From some of the podcasts I’ve heard it sounds like core is working with a bunch of hardware manufacturers to build their sensors into products. Garmin buyout might have a huge impact on those plans.
As to integration into devices I wonder how cheap the sensor is. In that being built into a hr strap means it can share battery, cpu, wireless hardware so should be possible to be much cheaper than two individual units.
I know nothing about running a business, but I can’t imagine Garmin paying a licensing fee to Core. And I’d have to think that the value of being acquired by Garmin far exceeds what Core can make off of licensing deals with the other fitness tech companies. But happy to be corrected if I’m wrong about any of that, and perhaps there’s more to this than the dollars to be made.
They have been paying licensee fee for Firstbeat algorithms for years until they acquired them.
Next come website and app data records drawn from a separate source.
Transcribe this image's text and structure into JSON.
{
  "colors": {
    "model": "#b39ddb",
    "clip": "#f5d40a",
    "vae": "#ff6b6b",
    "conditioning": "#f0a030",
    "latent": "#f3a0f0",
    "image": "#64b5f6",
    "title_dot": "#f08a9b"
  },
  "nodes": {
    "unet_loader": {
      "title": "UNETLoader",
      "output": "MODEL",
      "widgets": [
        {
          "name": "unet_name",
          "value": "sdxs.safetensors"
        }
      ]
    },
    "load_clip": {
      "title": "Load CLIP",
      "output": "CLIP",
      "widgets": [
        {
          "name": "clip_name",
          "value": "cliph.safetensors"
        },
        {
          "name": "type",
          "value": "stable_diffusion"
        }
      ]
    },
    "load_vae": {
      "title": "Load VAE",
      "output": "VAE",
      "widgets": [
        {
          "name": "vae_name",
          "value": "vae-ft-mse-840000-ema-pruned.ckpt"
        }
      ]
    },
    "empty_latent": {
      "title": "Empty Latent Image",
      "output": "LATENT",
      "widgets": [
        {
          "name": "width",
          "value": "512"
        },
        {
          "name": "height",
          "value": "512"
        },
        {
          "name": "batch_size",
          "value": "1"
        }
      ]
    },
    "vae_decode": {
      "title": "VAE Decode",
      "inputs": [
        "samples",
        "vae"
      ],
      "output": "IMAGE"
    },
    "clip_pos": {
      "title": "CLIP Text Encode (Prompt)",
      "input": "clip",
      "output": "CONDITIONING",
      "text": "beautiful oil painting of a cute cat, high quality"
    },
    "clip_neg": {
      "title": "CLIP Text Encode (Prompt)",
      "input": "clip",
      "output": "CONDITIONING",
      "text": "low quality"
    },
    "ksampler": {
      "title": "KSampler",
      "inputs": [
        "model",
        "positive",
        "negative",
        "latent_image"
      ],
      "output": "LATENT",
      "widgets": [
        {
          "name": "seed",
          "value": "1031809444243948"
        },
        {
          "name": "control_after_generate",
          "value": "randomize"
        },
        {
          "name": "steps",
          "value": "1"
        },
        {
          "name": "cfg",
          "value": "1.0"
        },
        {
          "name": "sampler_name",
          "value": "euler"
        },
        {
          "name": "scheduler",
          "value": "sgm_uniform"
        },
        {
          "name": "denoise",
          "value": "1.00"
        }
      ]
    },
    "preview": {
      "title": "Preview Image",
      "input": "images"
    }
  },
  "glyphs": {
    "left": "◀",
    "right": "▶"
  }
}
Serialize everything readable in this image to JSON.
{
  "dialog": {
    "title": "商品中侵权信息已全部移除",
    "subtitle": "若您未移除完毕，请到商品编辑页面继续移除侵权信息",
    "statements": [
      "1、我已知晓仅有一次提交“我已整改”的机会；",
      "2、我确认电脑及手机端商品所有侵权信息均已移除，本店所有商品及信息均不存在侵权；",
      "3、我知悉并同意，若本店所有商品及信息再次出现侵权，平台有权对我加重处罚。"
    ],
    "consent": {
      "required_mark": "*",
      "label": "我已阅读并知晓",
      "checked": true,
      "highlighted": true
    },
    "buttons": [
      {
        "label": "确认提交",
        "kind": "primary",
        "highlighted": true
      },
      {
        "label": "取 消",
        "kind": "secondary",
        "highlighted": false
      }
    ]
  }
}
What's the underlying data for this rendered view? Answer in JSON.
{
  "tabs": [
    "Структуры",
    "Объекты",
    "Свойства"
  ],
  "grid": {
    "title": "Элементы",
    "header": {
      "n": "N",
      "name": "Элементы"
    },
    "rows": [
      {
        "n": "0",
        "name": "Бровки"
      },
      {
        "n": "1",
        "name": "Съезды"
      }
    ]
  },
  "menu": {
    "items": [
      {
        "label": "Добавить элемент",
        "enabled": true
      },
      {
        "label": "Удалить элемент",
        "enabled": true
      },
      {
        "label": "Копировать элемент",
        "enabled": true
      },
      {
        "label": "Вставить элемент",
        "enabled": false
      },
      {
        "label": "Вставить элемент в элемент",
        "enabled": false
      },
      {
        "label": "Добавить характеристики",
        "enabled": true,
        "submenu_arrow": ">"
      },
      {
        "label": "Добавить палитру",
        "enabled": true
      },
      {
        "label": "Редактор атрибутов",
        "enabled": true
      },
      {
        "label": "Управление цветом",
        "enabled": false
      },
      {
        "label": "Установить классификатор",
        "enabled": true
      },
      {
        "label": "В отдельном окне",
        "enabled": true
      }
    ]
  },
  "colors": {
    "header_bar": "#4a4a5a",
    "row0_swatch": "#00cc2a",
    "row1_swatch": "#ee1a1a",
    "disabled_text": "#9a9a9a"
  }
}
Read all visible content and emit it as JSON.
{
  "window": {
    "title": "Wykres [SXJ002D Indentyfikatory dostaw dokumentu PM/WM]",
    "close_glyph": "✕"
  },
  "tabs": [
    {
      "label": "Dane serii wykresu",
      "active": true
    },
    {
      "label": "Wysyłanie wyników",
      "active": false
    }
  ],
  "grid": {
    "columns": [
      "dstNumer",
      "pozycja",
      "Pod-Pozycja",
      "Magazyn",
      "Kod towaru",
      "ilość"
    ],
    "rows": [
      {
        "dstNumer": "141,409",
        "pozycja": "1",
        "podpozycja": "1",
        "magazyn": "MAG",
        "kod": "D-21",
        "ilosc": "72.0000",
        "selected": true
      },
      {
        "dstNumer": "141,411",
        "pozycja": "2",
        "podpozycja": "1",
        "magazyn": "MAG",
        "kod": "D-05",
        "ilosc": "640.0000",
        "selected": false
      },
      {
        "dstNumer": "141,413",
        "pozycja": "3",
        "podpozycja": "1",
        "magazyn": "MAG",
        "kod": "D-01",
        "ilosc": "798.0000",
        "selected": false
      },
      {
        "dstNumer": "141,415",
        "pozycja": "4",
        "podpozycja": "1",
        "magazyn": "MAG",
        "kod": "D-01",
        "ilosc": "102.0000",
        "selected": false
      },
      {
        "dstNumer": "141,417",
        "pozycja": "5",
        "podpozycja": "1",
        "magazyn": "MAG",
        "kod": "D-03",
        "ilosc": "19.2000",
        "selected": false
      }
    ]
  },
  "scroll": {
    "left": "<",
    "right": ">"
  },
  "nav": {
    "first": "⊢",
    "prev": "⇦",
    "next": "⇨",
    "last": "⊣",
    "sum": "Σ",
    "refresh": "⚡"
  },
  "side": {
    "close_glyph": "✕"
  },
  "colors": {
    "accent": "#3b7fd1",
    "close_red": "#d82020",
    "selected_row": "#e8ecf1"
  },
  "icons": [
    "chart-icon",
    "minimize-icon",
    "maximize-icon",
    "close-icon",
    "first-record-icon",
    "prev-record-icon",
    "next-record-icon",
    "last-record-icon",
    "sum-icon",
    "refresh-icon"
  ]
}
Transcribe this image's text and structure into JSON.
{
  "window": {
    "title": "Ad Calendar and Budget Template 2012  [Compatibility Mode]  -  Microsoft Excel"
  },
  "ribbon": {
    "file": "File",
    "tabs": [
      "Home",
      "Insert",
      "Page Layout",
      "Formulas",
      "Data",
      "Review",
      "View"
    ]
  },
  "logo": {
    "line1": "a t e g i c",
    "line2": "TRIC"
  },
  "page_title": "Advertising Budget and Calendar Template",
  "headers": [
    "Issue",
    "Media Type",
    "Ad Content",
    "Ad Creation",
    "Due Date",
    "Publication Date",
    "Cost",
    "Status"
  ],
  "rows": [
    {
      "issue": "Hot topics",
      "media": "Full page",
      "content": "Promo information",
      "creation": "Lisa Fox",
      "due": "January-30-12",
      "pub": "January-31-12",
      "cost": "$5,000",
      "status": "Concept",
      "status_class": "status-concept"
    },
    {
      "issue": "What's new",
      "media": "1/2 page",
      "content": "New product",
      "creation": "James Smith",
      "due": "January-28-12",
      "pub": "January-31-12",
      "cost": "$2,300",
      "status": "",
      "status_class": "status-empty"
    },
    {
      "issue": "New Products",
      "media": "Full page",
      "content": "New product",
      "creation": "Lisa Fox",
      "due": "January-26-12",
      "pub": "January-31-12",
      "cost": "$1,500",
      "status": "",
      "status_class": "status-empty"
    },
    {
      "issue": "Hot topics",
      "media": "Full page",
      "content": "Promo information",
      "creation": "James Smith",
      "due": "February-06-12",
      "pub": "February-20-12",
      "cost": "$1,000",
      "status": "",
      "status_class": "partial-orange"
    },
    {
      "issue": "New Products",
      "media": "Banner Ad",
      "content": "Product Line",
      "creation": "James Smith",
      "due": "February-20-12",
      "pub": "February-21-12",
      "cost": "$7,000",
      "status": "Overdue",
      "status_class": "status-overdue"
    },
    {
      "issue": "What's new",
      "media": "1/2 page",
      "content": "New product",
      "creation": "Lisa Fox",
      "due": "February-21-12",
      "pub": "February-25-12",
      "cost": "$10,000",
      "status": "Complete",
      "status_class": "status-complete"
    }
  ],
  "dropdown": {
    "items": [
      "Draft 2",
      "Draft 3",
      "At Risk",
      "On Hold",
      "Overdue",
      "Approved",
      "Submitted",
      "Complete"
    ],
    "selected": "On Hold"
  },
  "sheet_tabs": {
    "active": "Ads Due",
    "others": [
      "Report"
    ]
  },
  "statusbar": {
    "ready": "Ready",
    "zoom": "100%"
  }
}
It is not about money, just about the added value and how they can differentiate from their competitors.
No sign of a Tacx Neo 3 …yet ?
I don’t know why they wouldn’t all use Tacx trainers given it’s the only one that can be controlled as a smart trainer even without being plugged in.
Umm, because they are sponsored by companies that manufacture other trainers.
Could they be using the rollR before the TT to warm up the rear tyre before the race, given it was so short and wet?
I know it’s not f1, but surely warm tyres help with friction and not crashing?
While rubber is a good insulator, I can’t imagine something as thin as a (TT) bike tire retaining much heat in the several minutes it takes to get off the trainer, get over to the starting house, wait for the count down, etc.
F1 uses thicker tires, and even use heated blankets to retain tire heat.
One look at the 1st photo, and I immediately started googling for “Wahoo Kickr skins”.
This, I want to know more about.